Communication Means Listening
Too often, we assume that communication is a one way street based solely on our own justifications. And all too often, we fail to hear the voice of our partner over our own.
Communication demands three things of people: honesty, self assessment and an open mind. When we shut out a partner because we simply don’t want to hear what they’re saying, neither open mindedness or honesty gain from the act. And self assessment can only come about with an open mind and honesty. Don’t be afraid to stand your ground—but don’t be so close minded that you refuse to take uncomfortable advice to heart. Truth is frequently inconvenient.
Quality Time Means Quality Time
Not necessarily more time, but more productive time. This means minimizing distractions and focusing on your partner’s needs and feelings. How can you nurture them? Support them? What are their fears? Their hopes and dreams? How can you enable them to grow?
These aren’t necessarily easy things to confront. They rely on deep self examination. But in the end they’re a hundred times more valuable than a night of “Netflix and chilling.”
Spontaneity Is Your Secret Weapon—Embrace It
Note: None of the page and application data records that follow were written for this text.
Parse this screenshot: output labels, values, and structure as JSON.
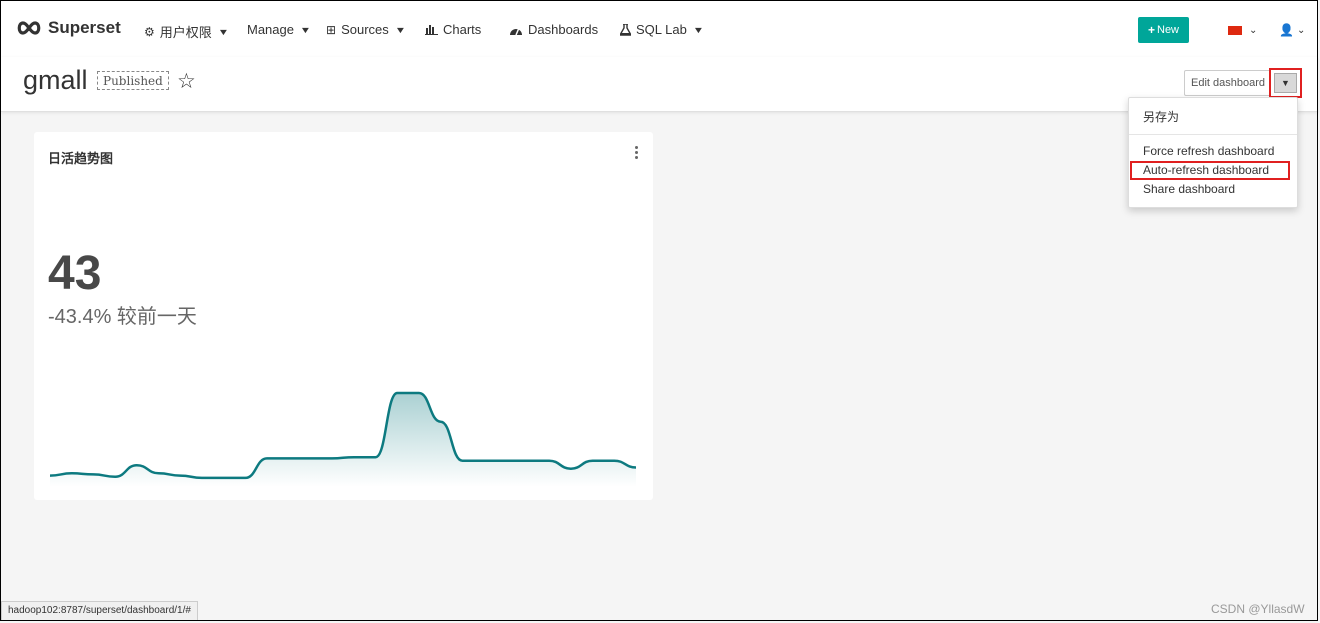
{
  "navbar": {
    "brand": "Superset",
    "items": [
      {
        "icon": "gears-icon",
        "label": "用户权限",
        "caret": true
      },
      {
        "icon": "",
        "label": "Manage",
        "caret": true
      },
      {
        "icon": "table-icon",
        "label": "Sources",
        "caret": true
      },
      {
        "icon": "bar-chart-icon",
        "label": "Charts",
        "caret": false
      },
      {
        "icon": "dashboard-icon",
        "label": "Dashboards",
        "caret": false
      },
      {
        "icon": "flask-icon",
        "label": "SQL Lab",
        "caret": true
      }
    ],
    "new_button": "New",
    "colors": {
      "accent": "#00a699",
      "flag": "#de2910"
    }
  },
  "header": {
    "title": "gmall",
    "status_badge": "Published",
    "edit_button": "Edit dashboard"
  },
  "menu": {
    "items": [
      "另存为",
      "Force refresh dashboard",
      "Auto-refresh dashboard",
      "Share dashboard"
    ],
    "highlighted": "Auto-refresh dashboard"
  },
  "card": {
    "title": "日活趋势图",
    "big_number": "43",
    "subheader": "-43.4% 较前一天",
    "trend_color": "#0d7a80"
  },
  "chart_data": {
    "type": "area",
    "title": "日活趋势图",
    "values": [
      3,
      5,
      4,
      2,
      12,
      5,
      3,
      1,
      1,
      1,
      18,
      18,
      18,
      18,
      19,
      19,
      75,
      75,
      50,
      16,
      16,
      16,
      16,
      16,
      9,
      16,
      16,
      10
    ],
    "big_number": 43,
    "delta_percent": -43.4
  },
  "status_bar": {
    "url": "hadoop102:8787/superset/dashboard/1/#"
  },
  "watermark": "CSDN @YllasdW"
}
It’s far too easy to expect the expected from a relationship. And while a routine can be perfectly healthy, it can also dull the romance and prevent you from discovering something new about your partner. And pretty soon, that sense of boredom’s going to become a nagging itch you simply can’t escape.
Don’t fall prey to monotony and predictability. Your relationship should be an adventure, not a security blanket. At least once a week, take a trip somewhere out of the ordinary. Try new restaurants. New activities. Engage with your partner in meaningful ways. Make the most of your relationship. Don’t make it mundane. Make it extraordinary.